December 2 (UPDATE): The latest draft of the L.A. Ordinance has been released. As written, it would cap the number of collectives at 70, distributed among 21 police precincts, and furthermore allow one coop per 57,000 people. It would disallow membership at more than one collective and allow inspection of patient records, just not full medical records without a warrant.
December 1 – After a marathon 6-hour session last week on the sixth revision of a medical marijuana ordinance, Los Angeles City Council will take up the topic again at their meeting on Tuesday, December 8. At issue are a possible “cap” on the number of collectives, with 70 and 200 named as possibilities to study. (An estimated 540 are currently operating in LA.) Also the question of where marijuana can be grown will be looked at, with a report expected from planning and zoning.
The meeting will convene at 10 AM at Room 340, City Hall, 200 N. Spring Street, Los Angeles.
The City of Redding is also poised to pass a comprehensive ordinance, and will vote to introduce it at their meeting on Tuesday, Dec. 1, 7 p.m. in Council Chambers, 777 Cypress Ave.
Changes proposed are (p. 3 of 25):
1. Change the definition of “collective” to more than 10 patients, so to regulate collectives, not grows in homes (previous language was “one or more”)
2. Require doctors to recommend a specific quantity of marijuana
3. Require membership applications to include written approval to see patients’ medical records. (Ordinance 6.12.070 p. 18) Report states: “The City’s role as regulator is to audit or conduct spot checks to ensure that the collective owner/operator is complying with the conditions of the permit and verifying that members have the required recommendation.
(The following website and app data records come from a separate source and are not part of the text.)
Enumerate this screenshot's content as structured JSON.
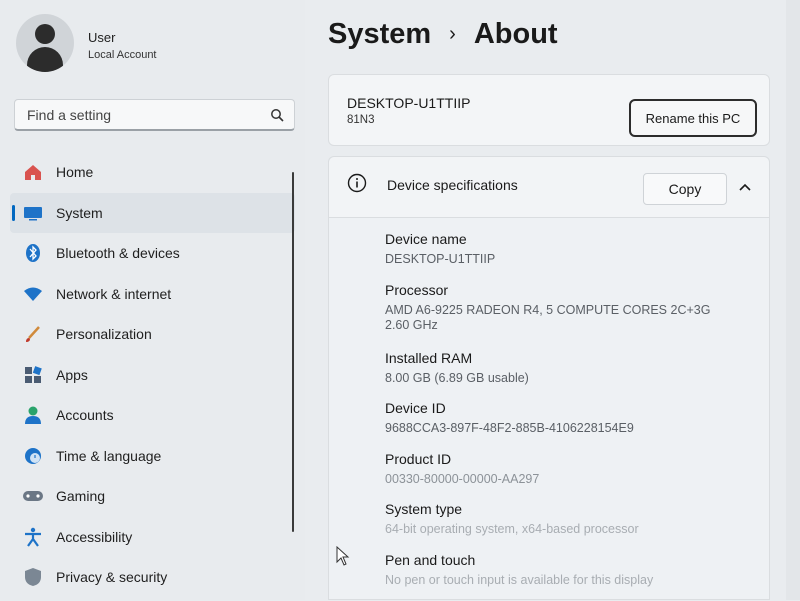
{
  "user": {
    "name": "User",
    "account_type": "Local Account"
  },
  "search": {
    "placeholder": "Find a setting"
  },
  "nav": {
    "items": [
      {
        "label": "Home",
        "icon": "home-icon"
      },
      {
        "label": "System",
        "icon": "system-icon",
        "active": true
      },
      {
        "label": "Bluetooth & devices",
        "icon": "bluetooth-icon"
      },
      {
        "label": "Network & internet",
        "icon": "wifi-icon"
      },
      {
        "label": "Personalization",
        "icon": "brush-icon"
      },
      {
        "label": "Apps",
        "icon": "apps-icon"
      },
      {
        "label": "Accounts",
        "icon": "person-icon"
      },
      {
        "label": "Time & language",
        "icon": "globe-clock-icon"
      },
      {
        "label": "Gaming",
        "icon": "gamepad-icon"
      },
      {
        "label": "Accessibility",
        "icon": "accessibility-icon"
      },
      {
        "label": "Privacy & security",
        "icon": "shield-icon"
      }
    ]
  },
  "breadcrumb": {
    "parent": "System",
    "separator": "›",
    "current": "About"
  },
  "pc": {
    "name": "DESKTOP-U1TTIIP",
    "model": "81N3",
    "rename_label": "Rename this PC"
  },
  "specs": {
    "title": "Device specifications",
    "copy_label": "Copy",
    "rows": [
      {
        "label": "Device name",
        "value": "DESKTOP-U1TTIIP"
      },
      {
        "label": "Processor",
        "value": "AMD A6-9225 RADEON R4, 5 COMPUTE CORES 2C+3G",
        "value2": "2.60 GHz"
      },
      {
        "label": "Installed RAM",
        "value": "8.00 GB (6.89 GB usable)"
      },
      {
        "label": "Device ID",
        "value": "9688CCA3-897F-48F2-885B-4106228154E9"
      },
      {
        "label": "Product ID",
        "value": "00330-80000-00000-AA297"
      },
      {
        "label": "System type",
        "value": "64-bit operating system, x64-based processor"
      },
      {
        "label": "Pen and touch",
        "value": "No pen or touch input is available for this display"
      }
    ]
  },
  "colors": {
    "accent": "#0067c0",
    "background": "#e9ecef",
    "card": "#f3f5f7"
  }
}
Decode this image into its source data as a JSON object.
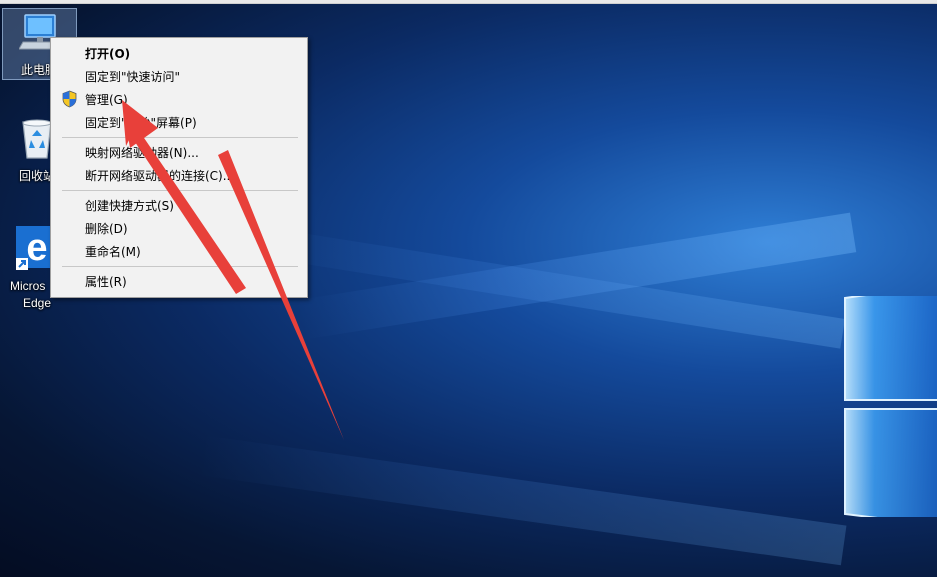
{
  "desktop": {
    "icons": [
      {
        "label": "此电脑",
        "icon": "this-pc-icon"
      },
      {
        "label": "回收站",
        "icon": "recycle-bin-icon"
      },
      {
        "label": "Microsoft Edge",
        "label_line1": "Micros",
        "label_line2": "Edge",
        "icon": "edge-icon"
      }
    ]
  },
  "context_menu": {
    "items": [
      {
        "label": "打开(O)",
        "bold": true
      },
      {
        "label": "固定到\"快速访问\""
      },
      {
        "label": "管理(G)",
        "icon": "uac-shield-icon"
      },
      {
        "label": "固定到\"开始\"屏幕(P)"
      },
      {
        "label": "映射网络驱动器(N)..."
      },
      {
        "label": "断开网络驱动器的连接(C)..."
      },
      {
        "label": "创建快捷方式(S)"
      },
      {
        "label": "删除(D)"
      },
      {
        "label": "重命名(M)"
      },
      {
        "label": "属性(R)"
      }
    ]
  },
  "annotation": {
    "color": "#e8403a",
    "icon": "red-arrow-icon"
  },
  "colors": {
    "menu_bg": "#f2f2f2",
    "desktop_accent": "#2f7fd6"
  }
}
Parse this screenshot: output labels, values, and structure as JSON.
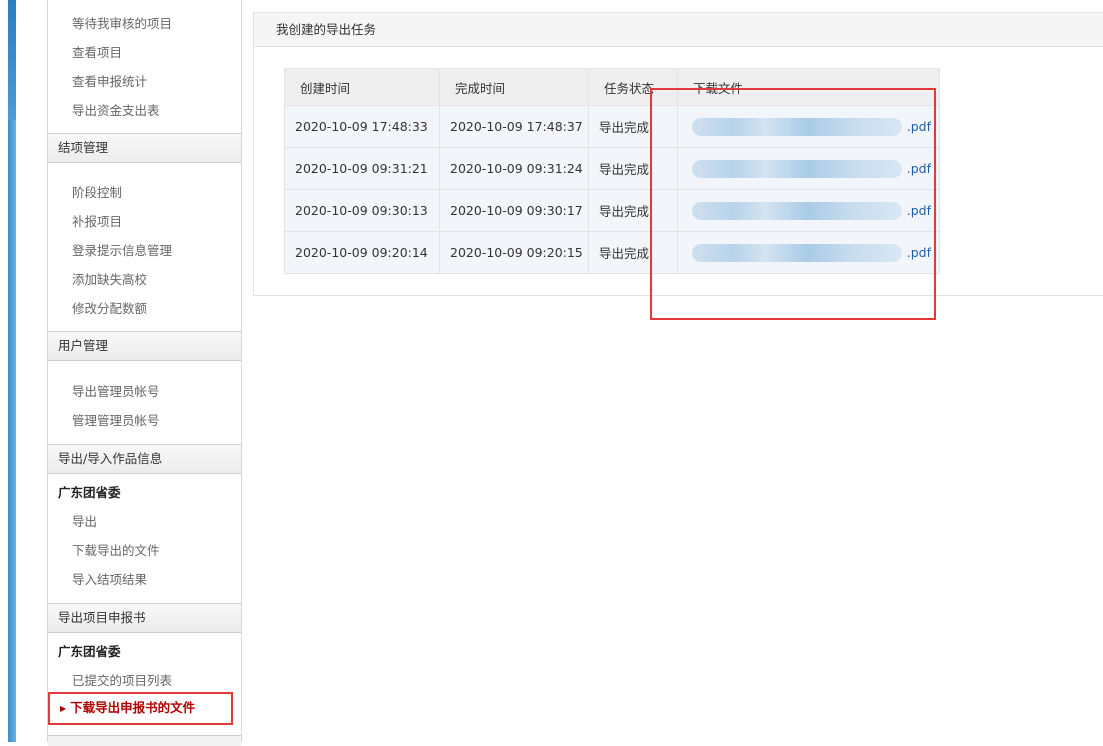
{
  "sidebar": {
    "top_links": [
      "等待我审核的项目",
      "查看项目",
      "查看申报统计",
      "导出资金支出表"
    ],
    "sections": [
      {
        "title": "结项管理",
        "subtitle": "",
        "items": [
          "阶段控制",
          "补报项目",
          "登录提示信息管理",
          "添加缺失高校",
          "修改分配数额"
        ]
      },
      {
        "title": "用户管理",
        "subtitle": "",
        "items": [
          "导出管理员帐号",
          "管理管理员帐号"
        ]
      },
      {
        "title": "导出/导入作品信息",
        "subtitle": "广东团省委",
        "items": [
          "导出",
          "下载导出的文件",
          "导入结项结果"
        ]
      },
      {
        "title": "导出项目申报书",
        "subtitle": "广东团省委",
        "items": [
          "已提交的项目列表"
        ]
      }
    ],
    "active_item": "下载导出申报书的文件"
  },
  "panel": {
    "title": "我创建的导出任务"
  },
  "table": {
    "headers": [
      "创建时间",
      "完成时间",
      "任务状态",
      "下载文件"
    ],
    "rows": [
      {
        "created": "2020-10-09 17:48:33",
        "finished": "2020-10-09 17:48:37",
        "status": "导出完成",
        "file": ".pdf"
      },
      {
        "created": "2020-10-09 09:31:21",
        "finished": "2020-10-09 09:31:24",
        "status": "导出完成",
        "file": ".pdf"
      },
      {
        "created": "2020-10-09 09:30:13",
        "finished": "2020-10-09 09:30:17",
        "status": "导出完成",
        "file": ".pdf"
      },
      {
        "created": "2020-10-09 09:20:14",
        "finished": "2020-10-09 09:20:15",
        "status": "导出完成",
        "file": ".pdf"
      }
    ]
  },
  "colors": {
    "highlight": "#e03a3a",
    "link": "#1f5fa8",
    "accent_strip": "#3b8fd0"
  }
}
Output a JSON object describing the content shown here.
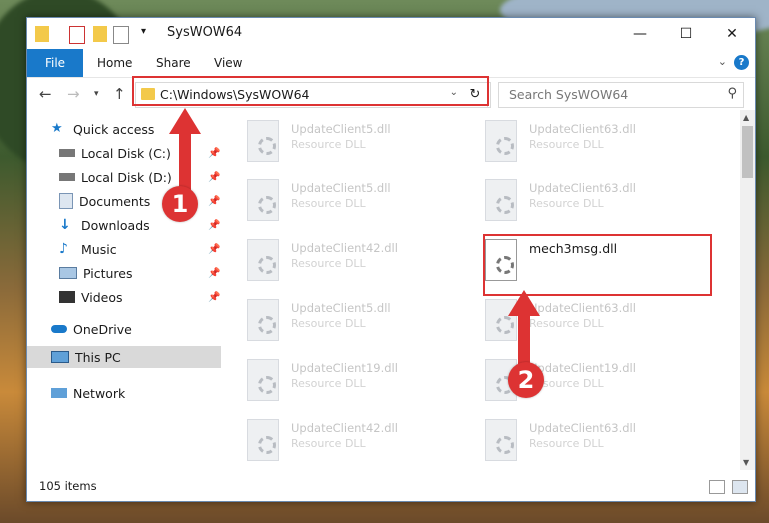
{
  "window": {
    "title": "SysWOW64"
  },
  "ribbon": {
    "tabs": [
      "File",
      "Home",
      "Share",
      "View"
    ]
  },
  "address": {
    "path": "C:\\Windows\\SysWOW64"
  },
  "search": {
    "placeholder": "Search SysWOW64"
  },
  "sidebar": {
    "items": [
      {
        "label": "Quick access"
      },
      {
        "label": "Local Disk (C:)"
      },
      {
        "label": "Local Disk (D:)"
      },
      {
        "label": "Documents"
      },
      {
        "label": "Downloads"
      },
      {
        "label": "Music"
      },
      {
        "label": "Pictures"
      },
      {
        "label": "Videos"
      },
      {
        "label": "OneDrive"
      },
      {
        "label": "This PC"
      },
      {
        "label": "Network"
      }
    ]
  },
  "files": {
    "left": [
      {
        "name": "UpdateClient5.dll",
        "type": "Resource DLL"
      },
      {
        "name": "UpdateClient5.dll",
        "type": "Resource DLL"
      },
      {
        "name": "UpdateClient42.dll",
        "type": "Resource DLL"
      },
      {
        "name": "UpdateClient5.dll",
        "type": "Resource DLL"
      },
      {
        "name": "UpdateClient19.dll",
        "type": "Resource DLL"
      },
      {
        "name": "UpdateClient42.dll",
        "type": "Resource DLL"
      }
    ],
    "right": [
      {
        "name": "UpdateClient63.dll",
        "type": "Resource DLL"
      },
      {
        "name": "UpdateClient63.dll",
        "type": "Resource DLL"
      },
      {
        "name": "mech3msg.dll",
        "type": ""
      },
      {
        "name": "UpdateClient63.dll",
        "type": "Resource DLL"
      },
      {
        "name": "UpdateClient19.dll",
        "type": "Resource DLL"
      },
      {
        "name": "UpdateClient63.dll",
        "type": "Resource DLL"
      }
    ]
  },
  "status": {
    "item_count": "105 items"
  },
  "callouts": {
    "one": "1",
    "two": "2"
  },
  "colors": {
    "accent": "#1979ca",
    "highlight": "#dd3333"
  }
}
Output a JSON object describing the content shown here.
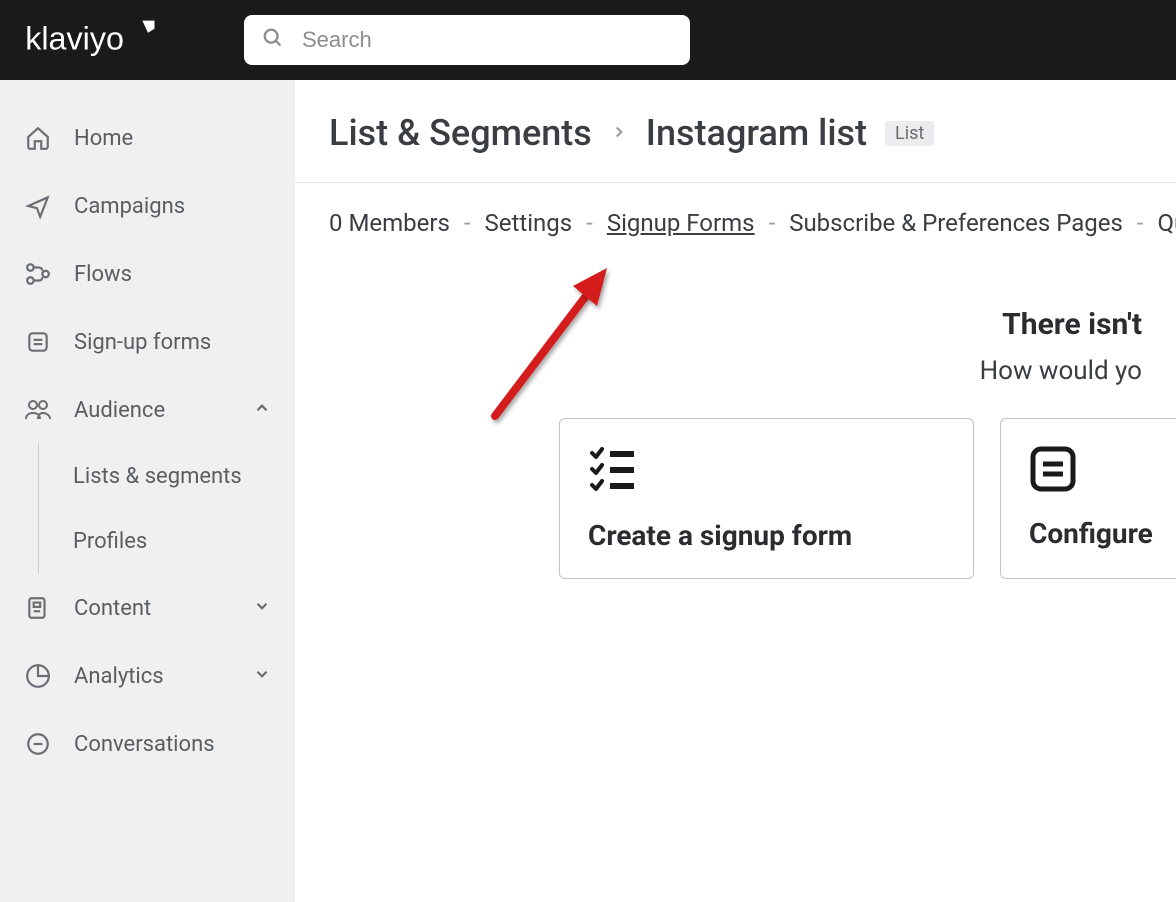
{
  "brand": "klaviyo",
  "search": {
    "placeholder": "Search"
  },
  "sidebar": {
    "items": [
      {
        "label": "Home"
      },
      {
        "label": "Campaigns"
      },
      {
        "label": "Flows"
      },
      {
        "label": "Sign-up forms"
      },
      {
        "label": "Audience"
      },
      {
        "label": "Content"
      },
      {
        "label": "Analytics"
      },
      {
        "label": "Conversations"
      }
    ],
    "audience_sub": [
      {
        "label": "Lists & segments"
      },
      {
        "label": "Profiles"
      }
    ]
  },
  "breadcrumb": {
    "root": "List & Segments",
    "current": "Instagram list",
    "badge": "List"
  },
  "tabs": {
    "members": "0 Members",
    "settings": "Settings",
    "signup_forms": "Signup Forms",
    "subscribe": "Subscribe & Preferences Pages",
    "quick_add": "Quick Add"
  },
  "content": {
    "headline": "There isn't",
    "subline": "How would yo",
    "card1_title": "Create a signup form",
    "card2_title": "Configure"
  }
}
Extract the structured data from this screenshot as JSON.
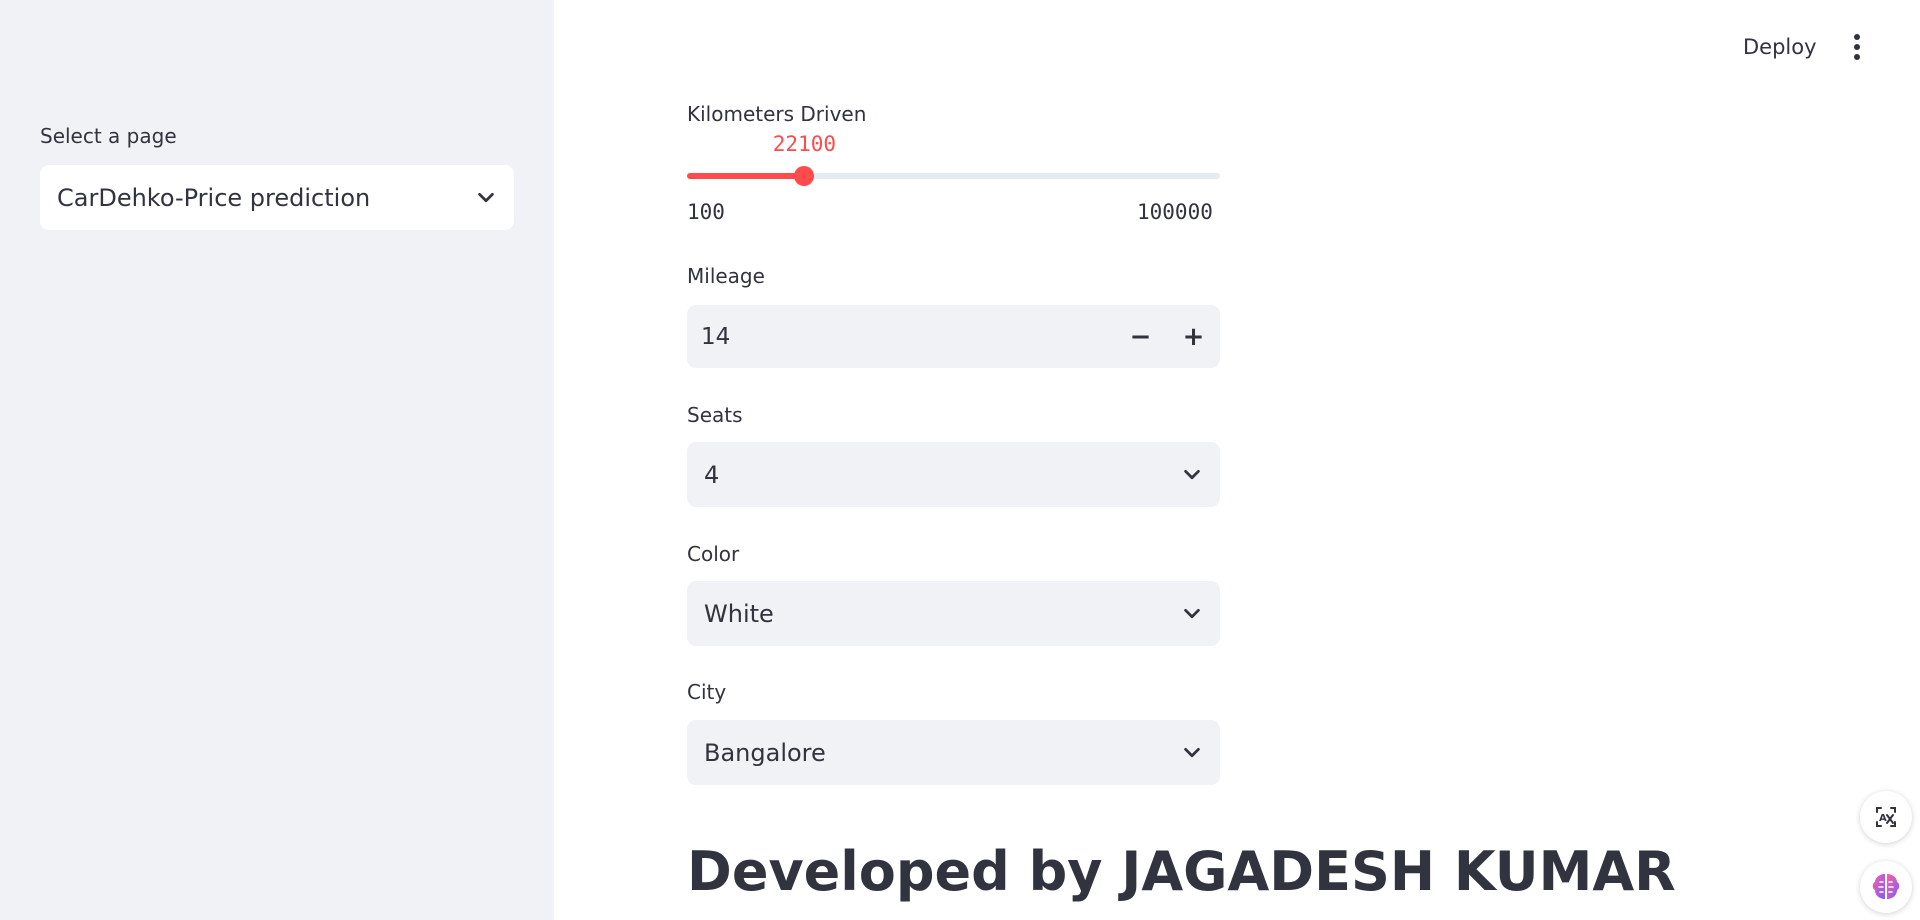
{
  "sidebar": {
    "page_select_label": "Select a page",
    "page_select_value": "CarDehko-Price prediction"
  },
  "header": {
    "deploy_label": "Deploy",
    "menu_icon": "kebab-menu-icon"
  },
  "form": {
    "kilometers": {
      "label": "Kilometers Driven",
      "value": "22100",
      "min": "100",
      "max": "100000",
      "accent": "#ff4b4b"
    },
    "mileage": {
      "label": "Mileage",
      "value": "14",
      "decrement": "−",
      "increment": "+"
    },
    "seats": {
      "label": "Seats",
      "value": "4"
    },
    "color": {
      "label": "Color",
      "value": "White"
    },
    "city": {
      "label": "City",
      "value": "Bangalore"
    }
  },
  "footer": {
    "title": "Developed by JAGADESH KUMAR"
  },
  "floating": {
    "translate_icon": "translate-icon",
    "assistant_icon": "brain-icon"
  }
}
The City has no interest in knowing what illness supported the recommendation from the Doctor.”
4. Require membership applications to include statement that the patient does not belong to any other collective or coop in Shasta county.
5. Prohibit collectives from cultivating onsite or selling clones. Onsite use would also be prohibited, as well as sale of items other than marijuana, to ensure “nonprofit” status.